EXERCISE MATERIALS
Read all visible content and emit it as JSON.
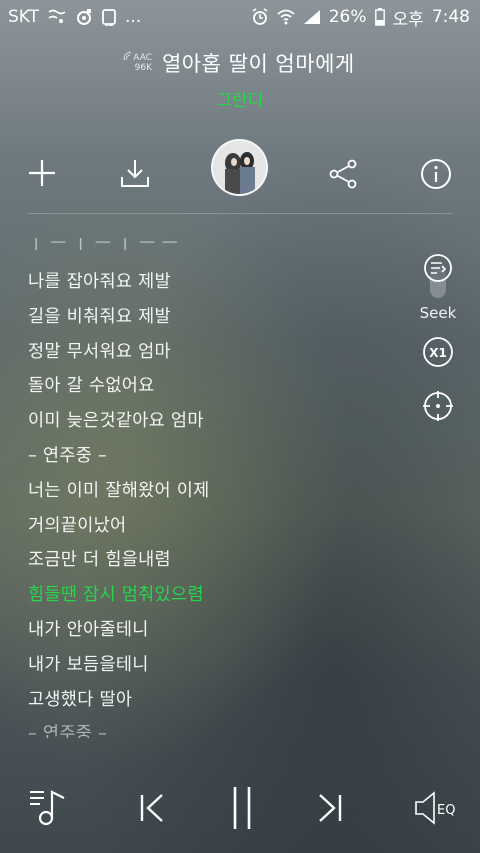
{
  "status_bar": {
    "carrier": "SKT",
    "more": "...",
    "battery_percent": "26%",
    "ampm": "오후",
    "time": "7:48"
  },
  "header": {
    "codec_top": "AAC",
    "codec_bottom": "96K",
    "title": "열아홉 딸이 엄마에게",
    "artist": "그란디"
  },
  "actions": {
    "add_icon": "plus-icon",
    "download_icon": "download-icon",
    "share_icon": "share-icon",
    "info_icon": "info-icon"
  },
  "lyrics": {
    "lines": [
      "나를 잡아줘요 제발",
      "길을 비춰줘요 제발",
      "정말 무서워요 엄마",
      "돌아 갈 수없어요",
      "이미 늦은것같아요 엄마",
      "– 연주중 –",
      "너는 이미 잘해왔어 이제",
      "거의끝이났어",
      "조금만 더 힘을내렴",
      "힘들땐 잠시 멈춰있으렴",
      "내가 안아줄테니",
      "내가 보듬을테니",
      "고생했다 딸아",
      "– 연주중 –"
    ],
    "active_index": 9,
    "active_color": "#27d64b"
  },
  "side_controls": {
    "seek_label": "Seek",
    "speed_label": "X1"
  },
  "player": {
    "eq_label": "EQ"
  }
}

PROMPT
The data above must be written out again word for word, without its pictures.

WRITTEN REPLY
Read all visible content and emit it as JSON.
{
  "status_bar": {
    "carrier": "SKT",
    "more": "...",
    "battery_percent": "26%",
    "ampm": "오후",
    "time": "7:48"
  },
  "header": {
    "codec_top": "AAC",
    "codec_bottom": "96K",
    "title": "열아홉 딸이 엄마에게",
    "artist": "그란디"
  },
  "actions": {
    "add_icon": "plus-icon",
    "download_icon": "download-icon",
    "share_icon": "share-icon",
    "info_icon": "info-icon"
  },
  "lyrics": {
    "lines": [
      "나를 잡아줘요 제발",
      "길을 비춰줘요 제발",
      "정말 무서워요 엄마",
      "돌아 갈 수없어요",
      "이미 늦은것같아요 엄마",
      "– 연주중 –",
      "너는 이미 잘해왔어 이제",
      "거의끝이났어",
      "조금만 더 힘을내렴",
      "힘들땐 잠시 멈춰있으렴",
      "내가 안아줄테니",
      "내가 보듬을테니",
      "고생했다 딸아",
      "– 연주중 –"
    ],
    "active_index": 9,
    "active_color": "#27d64b"
  },
  "side_controls": {
    "seek_label": "Seek",
    "speed_label": "X1"
  },
  "player": {
    "eq_label": "EQ"
  }
}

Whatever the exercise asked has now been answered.